Relish and Burma! A heady combination

What a month! I have always egotistically enjoyed my book launches. Lots of interviews and radio or telly and an excuse for an excess of bubbly.  But the publication of my memoirRelish has been less than delightful.  I should have known that journalists, being journalists, would not be interested in my long career in food, the disasters of the catering trade, my restaurant and business concerns, interests in modern art, the charities I helped found, battles with government over food policy, the many companies on whose boards I have served, my obsessions with gardening and salmon fishing, even the adoption of my Cambodian daughter, and certainly not in my novels or writing.  All they want to talk about is my love life and “rackety sixties existence”. To read the reviews or articles you’d think it had all been drugs, sex and rock and roll. 

So I fear many a reader will be disappointed. But I’m glad to say the books are flying out into the shops – the hardback was reprinted before the official launch – but whether they fly out of again is another story.
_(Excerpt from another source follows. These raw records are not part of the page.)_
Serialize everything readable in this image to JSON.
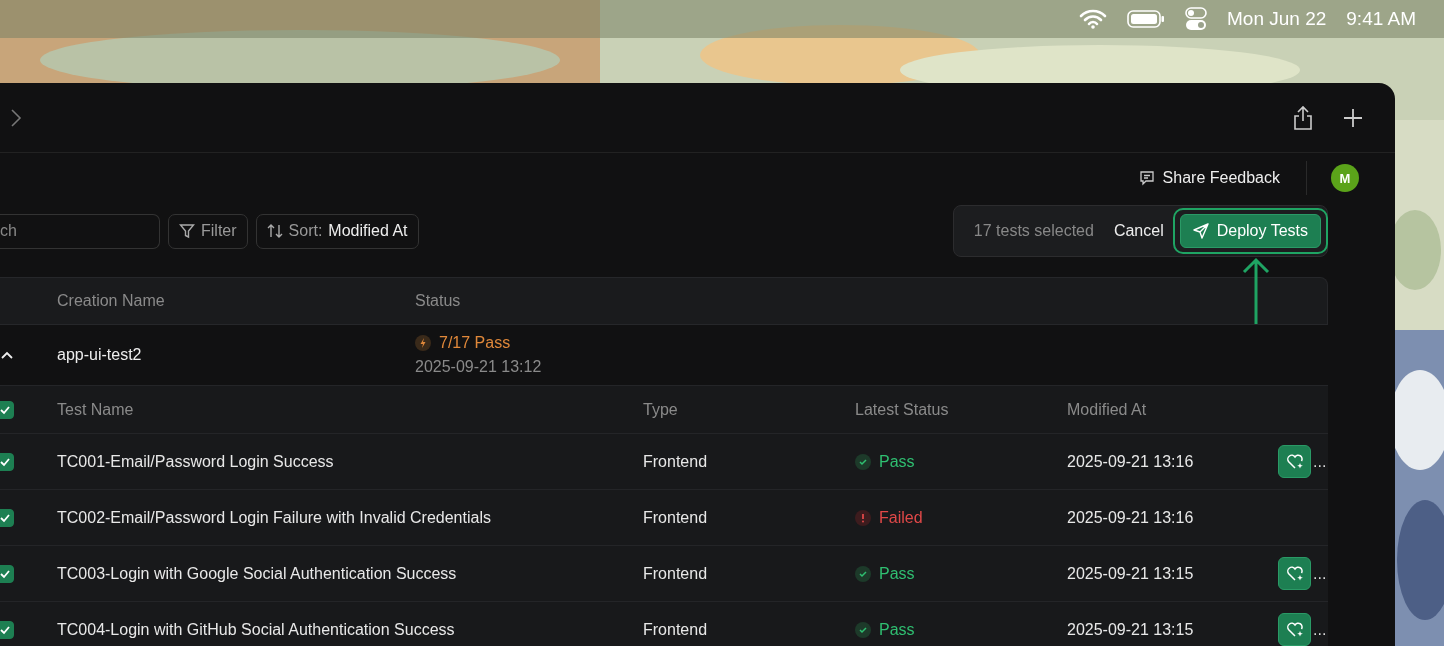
{
  "menu_bar": {
    "date": "Mon Jun 22",
    "time": "9:41 AM"
  },
  "header": {
    "feedback": "Share Feedback",
    "avatar": "M"
  },
  "toolbar": {
    "search": {
      "placeholder": "ch"
    },
    "filter": "Filter",
    "sort": {
      "label": "Sort:",
      "value": "Modified At"
    }
  },
  "selection_bar": {
    "count": "17 tests selected",
    "cancel": "Cancel",
    "deploy": "Deploy Tests",
    "highlighted": true
  },
  "table": {
    "columns": [
      "Creation Name",
      "Status"
    ],
    "group": {
      "name": "app-ui-test2",
      "expanded": true,
      "status": "7/17 Pass",
      "date": "2025-09-21 13:12"
    },
    "sub_columns": [
      "Test Name",
      "Type",
      "Latest Status",
      "Modified At"
    ],
    "all_checked": true,
    "rows": [
      {
        "checked": true,
        "name": "TC001-Email/Password Login Success",
        "type": "Frontend",
        "status": "Pass",
        "kind": "pass",
        "modified": "2025-09-21 13:16",
        "action": true,
        "more": "..."
      },
      {
        "checked": true,
        "name": "TC002-Email/Password Login Failure with Invalid Credentials",
        "type": "Frontend",
        "status": "Failed",
        "kind": "failed",
        "modified": "2025-09-21 13:16",
        "action": false
      },
      {
        "checked": true,
        "name": "TC003-Login with Google Social Authentication Success",
        "type": "Frontend",
        "status": "Pass",
        "kind": "pass",
        "modified": "2025-09-21 13:15",
        "action": true,
        "more": "..."
      },
      {
        "checked": true,
        "name": "TC004-Login with GitHub Social Authentication Success",
        "type": "Frontend",
        "status": "Pass",
        "kind": "pass",
        "modified": "2025-09-21 13:15",
        "action": true,
        "more": "..."
      }
    ]
  }
}
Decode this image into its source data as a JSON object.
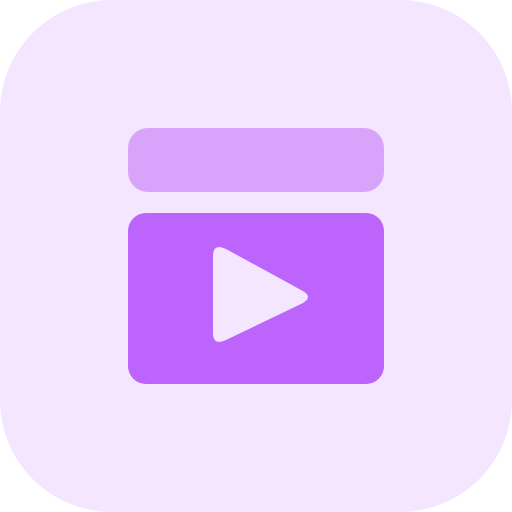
{
  "icon": {
    "name": "video-playlist-icon",
    "colors": {
      "background": "#F4E6FE",
      "top_bar": "#D8A4FB",
      "video_panel": "#BC64FB",
      "play_triangle": "#F4E6FE"
    }
  }
}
Am holding breath, thumbs and toes.

The other excitement has been the new T.V. Great British Menu competition. As I write, I’m on the train to London on my way to do an interview for Steve Wright in the Afternoon with Oliver and Matthew, my fellow judges.  We finished filming the actual competition several weeks ago, but we still have the main banquet to come. It will be cooked by the winners (still a secret) in May.

This year (which is, I can hardly believe, our seventh) the winners will be cooking for Olympian athletes, who will take a break from training and their strict performance diet, to see if our chefs can match their dedication and determination in sport, by theirs in cooking. The concept this year has to be to find dishes and techniques which break new ground, which are absolute winners, which reach heights of gastronomy not before dreamt of!  A tall order, but, you know what? Some of the winning food was just astonishing, truly Olympian. Let’s hope they cook as well on the night.

Once my autobiog had been delivered and there was no way I could change a comma, I went off to the Far East to take a look at a few of Orient Express properties. It was the holiday of a lifetime, probably only affordable because, as a director, I don’t have to pay full whack. We went steerage on Malaysian airlines and it was really good with roomy seats, good food and delightful staff.  When we got to Bali it was like stepping into a movie.  First to the Ubid Hanging Gardens hotel, in the centre of the island.  Palm trees, clinging to the side of a gorge with a floodlit temple seeming to dance in the jungle across the river. Then on to the famous Jimburan Puri Bali:  miles of white sand, blue sky, little boats in the bay, five star everything. We stayed in a private walled villa, with a pool in the garden. Heaven. Best of all was an evening at a beach restaurant with seafood caught that day, barbecued to order. No three- star Michelin chef can ever be beat that. Just amazing.

Then on to Burma, via Singapore and the Eastern Oriental Express train which trundled up the peninsula to Bangkok. Then a short hop to Yangon to stay in Orient Express’s Governor’s Residence hotel. Unabashedly colonial in feel, it provided a real insight into the Burmese character, which is generous and forgiving to a fault. Nothing too much trouble and no tips ever solicited. They are accepted with apparent embarrassment and reluctance. Further up country, it is sometimes impossible to give a Burmese anything. The Buddhist culture of generosity and good works is astonishing to our acquisitive Western eyes. Even the poor give 20% of their income to charity or good works.  This used to mostly go on sticking squares of gold leaf on pagodas and images of Buddha, but increasingly goes on education and health projects.

The town of Bagan, half way up the Irrawaddy, has 3,000 temples, some of them covered in gold. We spent three days there, and it wasn’t enough to scratch the surface. But it was wonderful – days exploring temples and pagodas, and nights on The Road to Mandalay, the river cruiser that sails up and down the Irrawaddy like a five star hotel.

Burma, or Myanmar (even the Burmese seem to use both terms) is, for me the more interesting than even Thailand, Cambodia, Laos or Vietnam. It is much less Westernised and, as yet, more authentic. I felt strangely guilty at being part of the tourist invasion which will inevitably change all that. But, as Aung San Sui Kyi has at last agreed, they need the money. Her party is, has just won a clutch of seats in the by-elections, but that won’t mean instant democracy. But who knows? It’s a 6% start and from tiny acorns.

The one disappointment was the food. I suspect years of the British (who regarded the country as a province of India) has something to do with that. It has none of the fragrance of Thai cooking, not of the lightness of Vietnamese, none of the delicate spicing of Indian.  It is pretty boring, frankly.  But, (and I never thought I would say this) food isn’t everything. And they have very good beer.